A team of over 100 Nobel laureates have, in an open letter to Greenpeace, urged the environmental group to “cease and desist” its campaign against genetically modified crops and food. In the letter, released Thursday, the Nobel laureates singled out Greenpeace’s opposition to “Golden Rice” — a strain of genetically modified rice that contains a gene that boosts the production of vitamin A precursor beta-carotene.

“Organizations opposed to modern plant breeding, with Greenpeace at their lead, have repeatedly denied these facts and opposed biotechnological innovations in agriculture. They have misrepresented their risks, benefits, and impacts, and supported the criminal destruction of approved field trials and research projects,” the scientists, including molecular biologist James Watson — who was honored in 1962 for co-discovering the structure of the DNA, wrote in the letter.

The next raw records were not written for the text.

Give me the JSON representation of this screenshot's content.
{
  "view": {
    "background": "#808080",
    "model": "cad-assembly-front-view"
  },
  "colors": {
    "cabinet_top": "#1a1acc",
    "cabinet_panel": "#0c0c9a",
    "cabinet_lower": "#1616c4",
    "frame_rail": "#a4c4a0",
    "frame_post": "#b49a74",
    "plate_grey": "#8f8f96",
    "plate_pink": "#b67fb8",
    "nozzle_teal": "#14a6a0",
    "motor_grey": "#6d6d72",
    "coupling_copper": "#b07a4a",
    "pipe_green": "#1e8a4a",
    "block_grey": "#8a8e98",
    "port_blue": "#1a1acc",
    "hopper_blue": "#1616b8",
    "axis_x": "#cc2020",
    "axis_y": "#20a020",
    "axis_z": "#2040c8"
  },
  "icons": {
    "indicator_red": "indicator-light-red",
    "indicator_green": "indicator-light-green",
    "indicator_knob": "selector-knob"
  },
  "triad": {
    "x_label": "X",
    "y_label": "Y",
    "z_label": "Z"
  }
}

“We urge Greenpeace and its supporters to re-examine the experience of farmers and consumers worldwide with crops and foods improved through biotechnology, recognize the findings of authoritative scientific bodies and regulatory agencies, and abandon their campaign against ‘GMOs’ in general and Golden Rice in particular,” the scientists said.

Golden Rice, developed in the 1990s, contains an artificially inserted gene that produces beta-carotene, which is not produced in the naturally occurring variety. While proponents argue that it is crucial in the efforts to reduce vitamin A deficiency and childhood blindness among the poorest people living in sub-Saharan Africa and Asia, opponents allege that the GM-rice has the potential to contaminate existing crops.

RTX12N8E A scientist shows "Golden Rice" (right) and ordinary rice at the International Rice Research Institute in Los Banos, Laguna south of Manila, Aug. 14, 2013. Photo: REUTERS/Erik De Castro

“We call upon the governments of the world to reject Greenpeace's campaign against Golden Rice specifically, and crops and foods improved through biotechnology in general; and to do everything in their power to oppose Greenpeace's actions and accelerate the access of farmers to all the tools of modern biology, especially seeds improved through biotechnology,” the Nobel laureates wrote. “Opposition based on emotion and dogma contradicted by data must be stopped.”

Genetic modification of crops has long been a highly polarizing issue across the globe since it became common in the mid-1990s. According to a recent Pew survey, a majority of the general public in the U.S. — about 57 percent — believe that genetically modified food is generally unsafe to eat. However, an overwhelming 88 percent of the scientists surveyed state that GM food is generally safe to eat.

Moreover, in a report released in May, the National Academies of Sciences, Engineering and Medicine stated that GM crops appear to be safe to eat and do not harm the environment. 

Greenpeace, however, has long spearheaded the campaign against any genetic modification of crops, which it argues is only driven by corporations seeking higher profits at the cost of environmental and human health.

“Corporations are overhyping ‘Golden’ rice to pave the way for global approval of other more profitable genetically engineered crops. This costly experiment has failed to produce results for the last 20 years and diverted attention from methods that already work,” Wilhelmina Pelegrina, a campaigner at Greenpeace Southeast Asia, said in a statement. “Rather than invest in this overpriced public relations exercise, we need to address malnutrition through a more diverse diet, equitable access to food and eco-agriculture.”